TASK BRIEF | Find the lines of data that contain the string "true", then list them.

· · ·

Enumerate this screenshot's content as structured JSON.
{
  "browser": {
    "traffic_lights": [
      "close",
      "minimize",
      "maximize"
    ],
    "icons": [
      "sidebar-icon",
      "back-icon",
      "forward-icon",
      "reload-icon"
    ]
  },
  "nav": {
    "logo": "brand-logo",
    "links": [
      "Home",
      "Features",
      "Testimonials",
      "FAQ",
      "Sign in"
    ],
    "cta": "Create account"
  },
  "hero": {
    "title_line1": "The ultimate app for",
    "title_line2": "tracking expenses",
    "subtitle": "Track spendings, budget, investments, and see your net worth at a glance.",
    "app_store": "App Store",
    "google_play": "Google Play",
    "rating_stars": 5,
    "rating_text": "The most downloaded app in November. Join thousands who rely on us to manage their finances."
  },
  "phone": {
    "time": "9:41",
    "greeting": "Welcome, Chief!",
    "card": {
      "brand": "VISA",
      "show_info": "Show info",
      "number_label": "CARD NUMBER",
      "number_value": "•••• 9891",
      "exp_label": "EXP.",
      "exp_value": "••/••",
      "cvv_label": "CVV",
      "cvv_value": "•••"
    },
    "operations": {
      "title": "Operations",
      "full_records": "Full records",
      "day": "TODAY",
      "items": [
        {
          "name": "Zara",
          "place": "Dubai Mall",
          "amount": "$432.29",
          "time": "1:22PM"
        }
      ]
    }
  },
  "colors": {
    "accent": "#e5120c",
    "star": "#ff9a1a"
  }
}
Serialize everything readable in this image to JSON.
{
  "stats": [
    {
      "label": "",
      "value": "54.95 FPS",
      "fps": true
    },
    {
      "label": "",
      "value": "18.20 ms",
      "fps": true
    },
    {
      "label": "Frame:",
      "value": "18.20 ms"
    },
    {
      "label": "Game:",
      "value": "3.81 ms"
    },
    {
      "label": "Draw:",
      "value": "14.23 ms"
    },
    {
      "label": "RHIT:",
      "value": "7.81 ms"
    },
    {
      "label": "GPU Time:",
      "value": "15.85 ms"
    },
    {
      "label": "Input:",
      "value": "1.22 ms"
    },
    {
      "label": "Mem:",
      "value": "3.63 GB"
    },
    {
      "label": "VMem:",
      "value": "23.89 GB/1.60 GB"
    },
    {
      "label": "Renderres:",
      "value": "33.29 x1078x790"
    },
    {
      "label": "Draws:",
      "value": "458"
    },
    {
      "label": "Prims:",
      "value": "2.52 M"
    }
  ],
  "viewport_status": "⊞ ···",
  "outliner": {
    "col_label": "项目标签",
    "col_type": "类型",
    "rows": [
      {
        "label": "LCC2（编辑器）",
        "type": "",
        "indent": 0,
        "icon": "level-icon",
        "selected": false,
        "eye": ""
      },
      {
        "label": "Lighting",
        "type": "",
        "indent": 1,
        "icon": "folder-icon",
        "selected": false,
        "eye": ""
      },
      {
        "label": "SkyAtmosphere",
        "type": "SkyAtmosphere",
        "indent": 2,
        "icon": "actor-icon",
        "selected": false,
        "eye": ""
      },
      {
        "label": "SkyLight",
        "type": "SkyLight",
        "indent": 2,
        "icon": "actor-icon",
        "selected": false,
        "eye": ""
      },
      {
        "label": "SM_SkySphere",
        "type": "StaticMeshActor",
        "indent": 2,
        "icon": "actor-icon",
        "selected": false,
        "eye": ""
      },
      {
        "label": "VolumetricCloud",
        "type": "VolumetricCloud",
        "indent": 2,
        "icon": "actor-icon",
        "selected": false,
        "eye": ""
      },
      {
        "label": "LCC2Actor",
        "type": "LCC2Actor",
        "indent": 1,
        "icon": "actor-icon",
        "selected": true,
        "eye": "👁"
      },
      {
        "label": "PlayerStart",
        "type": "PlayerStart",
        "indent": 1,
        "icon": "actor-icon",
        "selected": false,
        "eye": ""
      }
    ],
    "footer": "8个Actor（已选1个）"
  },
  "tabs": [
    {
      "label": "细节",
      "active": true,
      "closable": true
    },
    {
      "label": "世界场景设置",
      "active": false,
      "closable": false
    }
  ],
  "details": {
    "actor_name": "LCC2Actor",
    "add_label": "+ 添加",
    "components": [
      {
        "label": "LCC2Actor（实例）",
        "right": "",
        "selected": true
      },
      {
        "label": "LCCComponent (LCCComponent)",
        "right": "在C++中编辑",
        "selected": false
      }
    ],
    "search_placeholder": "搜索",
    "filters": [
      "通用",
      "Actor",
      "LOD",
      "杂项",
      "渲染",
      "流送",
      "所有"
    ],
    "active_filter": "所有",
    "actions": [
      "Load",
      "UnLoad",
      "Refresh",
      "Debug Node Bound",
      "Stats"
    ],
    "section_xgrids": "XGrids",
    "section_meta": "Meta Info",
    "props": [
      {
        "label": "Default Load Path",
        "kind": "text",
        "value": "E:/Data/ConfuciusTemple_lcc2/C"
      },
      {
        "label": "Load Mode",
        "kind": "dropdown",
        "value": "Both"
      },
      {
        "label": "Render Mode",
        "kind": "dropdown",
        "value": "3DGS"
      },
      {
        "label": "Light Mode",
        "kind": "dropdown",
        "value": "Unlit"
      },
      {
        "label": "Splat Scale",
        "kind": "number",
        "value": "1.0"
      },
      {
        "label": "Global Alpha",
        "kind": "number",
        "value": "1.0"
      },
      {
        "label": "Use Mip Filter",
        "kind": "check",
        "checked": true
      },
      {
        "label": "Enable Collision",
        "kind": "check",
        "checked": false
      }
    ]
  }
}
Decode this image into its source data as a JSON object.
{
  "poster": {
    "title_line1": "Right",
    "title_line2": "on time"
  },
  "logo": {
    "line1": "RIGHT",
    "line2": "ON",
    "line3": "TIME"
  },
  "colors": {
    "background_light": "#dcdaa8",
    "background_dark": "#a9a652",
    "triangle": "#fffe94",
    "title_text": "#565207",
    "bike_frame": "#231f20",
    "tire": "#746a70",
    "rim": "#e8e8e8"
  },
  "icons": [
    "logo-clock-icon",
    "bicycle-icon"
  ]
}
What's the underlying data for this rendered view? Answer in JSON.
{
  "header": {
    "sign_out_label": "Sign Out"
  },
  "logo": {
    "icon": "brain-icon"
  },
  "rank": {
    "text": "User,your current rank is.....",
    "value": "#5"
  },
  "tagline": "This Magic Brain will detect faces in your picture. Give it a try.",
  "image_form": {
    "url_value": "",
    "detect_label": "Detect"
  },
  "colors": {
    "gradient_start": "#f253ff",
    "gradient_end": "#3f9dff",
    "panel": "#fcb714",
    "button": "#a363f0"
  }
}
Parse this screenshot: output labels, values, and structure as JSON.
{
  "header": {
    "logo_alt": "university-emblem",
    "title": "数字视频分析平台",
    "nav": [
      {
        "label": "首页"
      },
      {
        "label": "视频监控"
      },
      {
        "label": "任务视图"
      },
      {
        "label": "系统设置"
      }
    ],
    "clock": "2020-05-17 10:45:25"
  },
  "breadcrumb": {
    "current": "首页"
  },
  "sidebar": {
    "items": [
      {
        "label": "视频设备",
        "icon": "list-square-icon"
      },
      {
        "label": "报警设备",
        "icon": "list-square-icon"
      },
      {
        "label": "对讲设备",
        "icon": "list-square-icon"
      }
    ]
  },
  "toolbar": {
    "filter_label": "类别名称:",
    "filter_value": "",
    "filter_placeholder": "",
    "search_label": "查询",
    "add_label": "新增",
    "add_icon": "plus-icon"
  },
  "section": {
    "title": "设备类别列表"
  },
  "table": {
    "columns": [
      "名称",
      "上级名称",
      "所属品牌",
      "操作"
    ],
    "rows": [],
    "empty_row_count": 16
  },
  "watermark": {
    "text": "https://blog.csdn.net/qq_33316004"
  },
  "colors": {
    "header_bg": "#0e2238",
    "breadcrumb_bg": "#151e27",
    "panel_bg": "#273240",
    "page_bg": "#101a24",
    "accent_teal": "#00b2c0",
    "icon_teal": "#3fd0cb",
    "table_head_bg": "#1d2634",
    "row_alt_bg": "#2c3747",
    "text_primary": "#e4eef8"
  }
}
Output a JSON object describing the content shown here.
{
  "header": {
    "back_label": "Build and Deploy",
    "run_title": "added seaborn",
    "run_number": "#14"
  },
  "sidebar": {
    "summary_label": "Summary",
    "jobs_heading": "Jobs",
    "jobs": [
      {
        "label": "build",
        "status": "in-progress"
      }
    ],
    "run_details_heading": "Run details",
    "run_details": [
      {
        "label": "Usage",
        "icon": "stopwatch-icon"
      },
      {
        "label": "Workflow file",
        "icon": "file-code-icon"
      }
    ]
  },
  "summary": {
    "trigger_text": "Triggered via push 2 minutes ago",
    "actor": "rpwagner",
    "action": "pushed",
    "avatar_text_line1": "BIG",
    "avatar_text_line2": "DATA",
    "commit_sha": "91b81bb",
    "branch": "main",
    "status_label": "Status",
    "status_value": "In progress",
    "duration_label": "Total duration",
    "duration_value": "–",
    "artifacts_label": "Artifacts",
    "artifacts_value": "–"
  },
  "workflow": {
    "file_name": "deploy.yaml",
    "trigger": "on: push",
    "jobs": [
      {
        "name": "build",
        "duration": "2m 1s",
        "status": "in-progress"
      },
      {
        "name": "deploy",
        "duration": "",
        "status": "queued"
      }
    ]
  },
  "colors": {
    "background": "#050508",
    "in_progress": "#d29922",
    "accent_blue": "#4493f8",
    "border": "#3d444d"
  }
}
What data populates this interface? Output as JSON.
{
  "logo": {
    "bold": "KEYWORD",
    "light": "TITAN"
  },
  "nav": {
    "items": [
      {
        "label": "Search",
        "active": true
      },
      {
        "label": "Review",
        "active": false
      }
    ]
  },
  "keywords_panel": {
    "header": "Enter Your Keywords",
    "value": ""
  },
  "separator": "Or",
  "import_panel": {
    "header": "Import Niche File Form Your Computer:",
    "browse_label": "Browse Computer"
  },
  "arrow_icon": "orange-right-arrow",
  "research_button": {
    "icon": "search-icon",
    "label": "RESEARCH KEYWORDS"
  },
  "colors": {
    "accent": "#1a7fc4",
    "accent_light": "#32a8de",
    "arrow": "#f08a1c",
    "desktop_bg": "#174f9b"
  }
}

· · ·

OUTPUT OF THE EXERCISE |
      "fps": true
      "fps": true
        "selected": true,
      "active": true,
      "closable": true
        "selected": true
        "checked": true
        "active": true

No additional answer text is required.